Last week, a Tennessee federal district court judge ruled that government attorneys can extrapolate from a small sample of billing statements to over 50,000 patient admissions by Life Care Centers of America, Inc. (a nursing home operator) to try to hold Life Care Centers liable under the False Claims Act (FCA).
Life Care Centers is accused of billing for unnecessary care between 2006 and 2012. To prove its claims, the government wants to review a random sample of 400 patient admissions and then extrapolate its findings related to false billings to more than 50,000 additional patient admissions (comprising 154,621 total claims). In ruling for the government and rejecting Life Care Centers’ motion for summary judgment, the judge noted that FCA cases often involve a high number of claims and it would be too burdensome to require government attorneys to build a discrete case for every allegedly false claim. He further explained that “[t]he purpose of the FCA, as well as the development and expansion of government programs as to which it might be employed, support the use of statistical sampling in complex FCA actions where a claim-by-claim review is impracticable.”
In rejecting Life Care Centers’ objections, the judge found that the defendants could still fight the government’s extrapolation by challenging the government’s methodology, cross-examining statistical experts and calling its own expert witnesses (thus curing any due process concerns). He also acknowledged that while the FCA does not explicitly authorize the use of extrapolation, it does not bar the practice – a restriction that Congress could have easily imposed had it intended to preclude the use of statistical sampling.
Health care attorneys know that the government has used statistical sampling and extrapolation as a means to estimate overpayments in administrative actions.

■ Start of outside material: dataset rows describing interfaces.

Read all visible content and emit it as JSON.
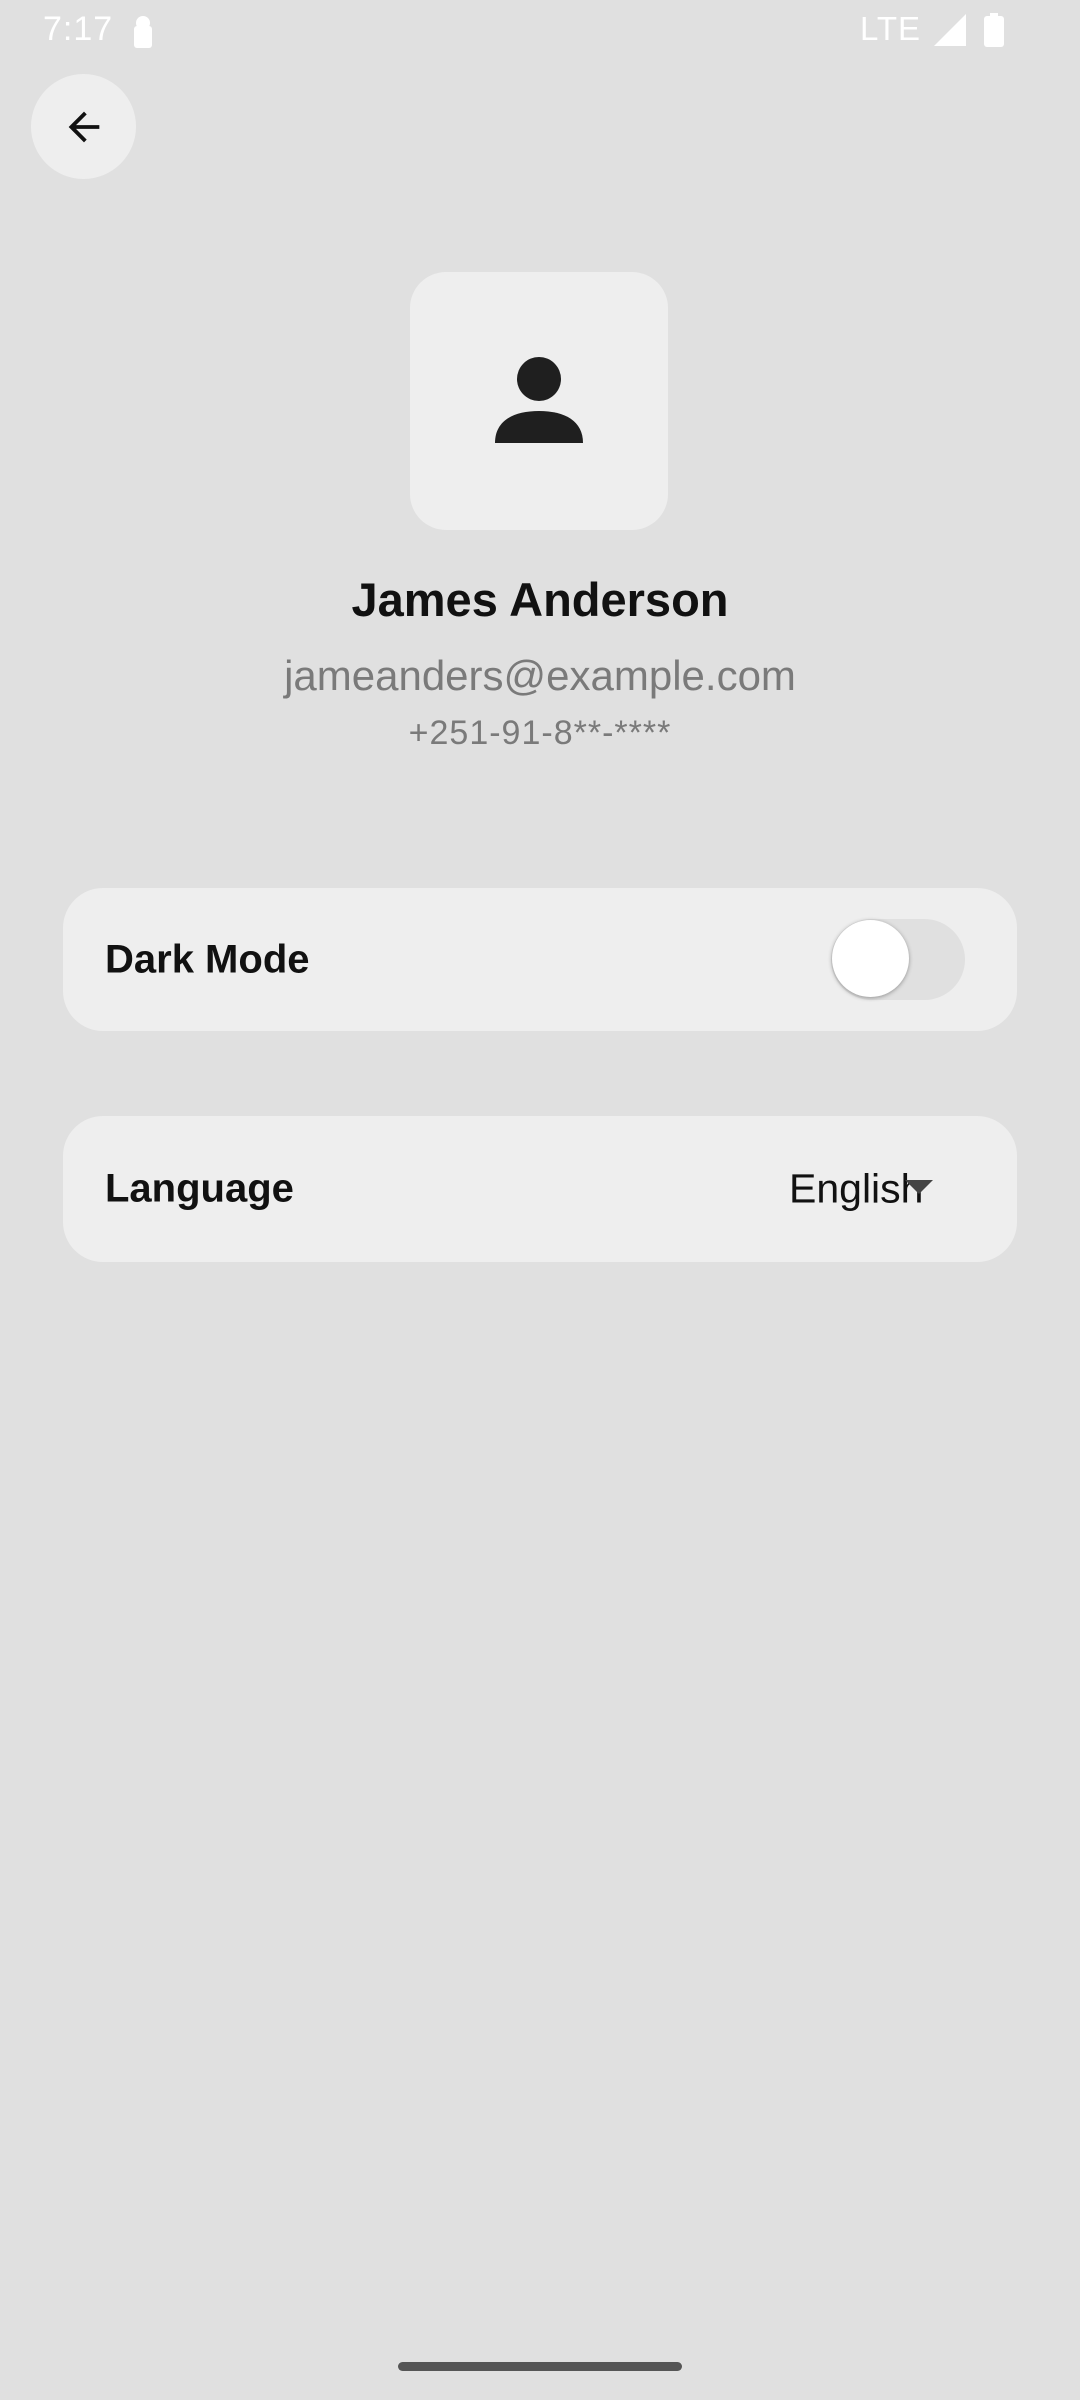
{
  "status_bar": {
    "time": "7:17",
    "network": "LTE",
    "icons": [
      "lock-icon",
      "signal-icon",
      "battery-icon"
    ]
  },
  "header": {
    "back_icon": "arrow-back-icon"
  },
  "profile": {
    "avatar_icon": "person-icon",
    "name": "James Anderson",
    "email": "jameanders@example.com",
    "phone": "+251-91-8**-****"
  },
  "settings": {
    "dark_mode": {
      "label": "Dark Mode",
      "enabled": false
    },
    "language": {
      "label": "Language",
      "selected": "English",
      "icon": "dropdown-arrow-icon"
    }
  },
  "colors": {
    "background": "#e0e0e0",
    "card": "#eeeeee",
    "secondary_text": "#7a7a7a"
  }
}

But here the government was seeking permission to use extrapolation to meet its burden of proving the claims were false, and establish civil liability in the first place.
The implications of this decision are potentially staggering because in an FCA action a defendant is facing more than an estimated overpayment: any finding that a claim is, in fact, false under the FCA brings with it a mandatory trebling of damages plus mandatory fines of between $5,500 and $11,000 per claim. Thus, in this case, if a fact finder were to conclude that each of the 154,621 claims to which the government’s findings are extrapolated are to be considered false, Life Care Centers could be facing fines of between approximately $850 million and $1.7 billion, plus treble damages – all without the fact finder ever having reviewed any evidence about those claims.

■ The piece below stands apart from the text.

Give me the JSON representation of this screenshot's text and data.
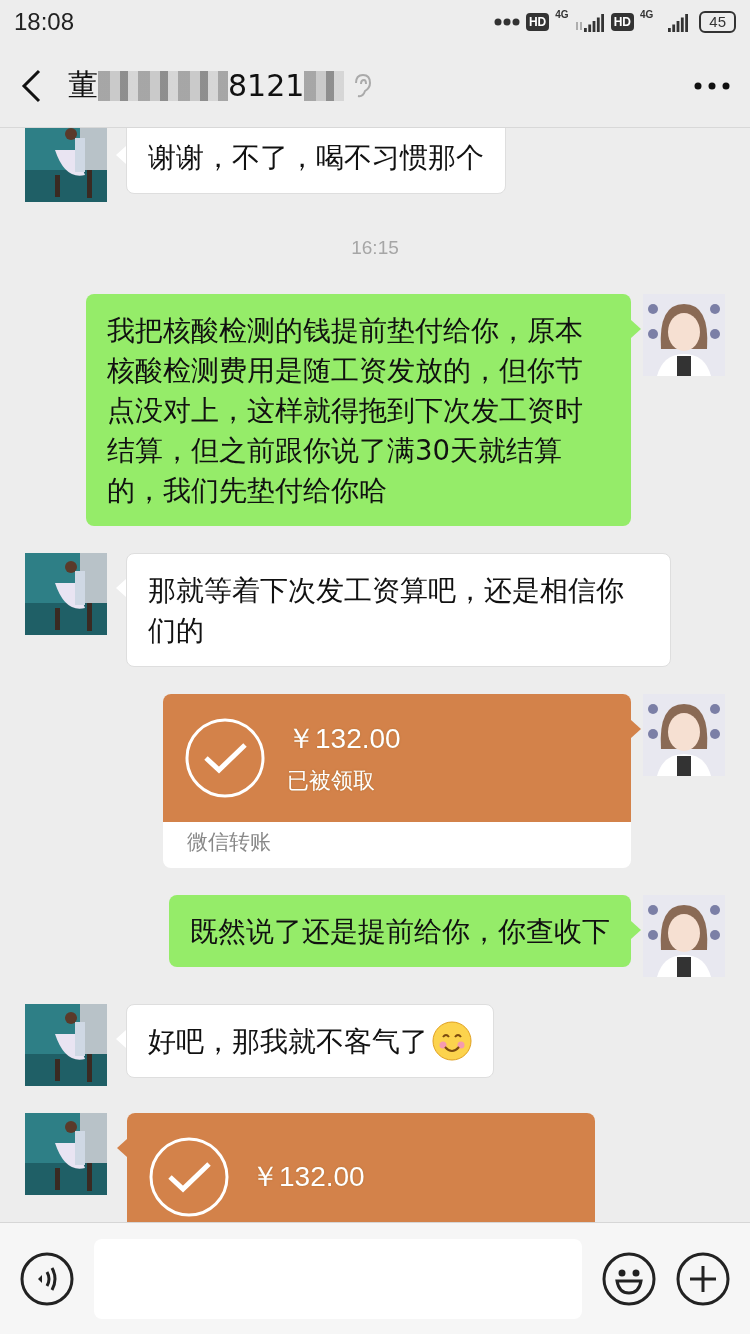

We will have to wait and see whether this decision is appealed, or whether the government is moved to offer a reasonable settlement to Life Care Centers in order to preserve this decision as precedent. We will be monitoring this case closely and will provide updates on any further developments.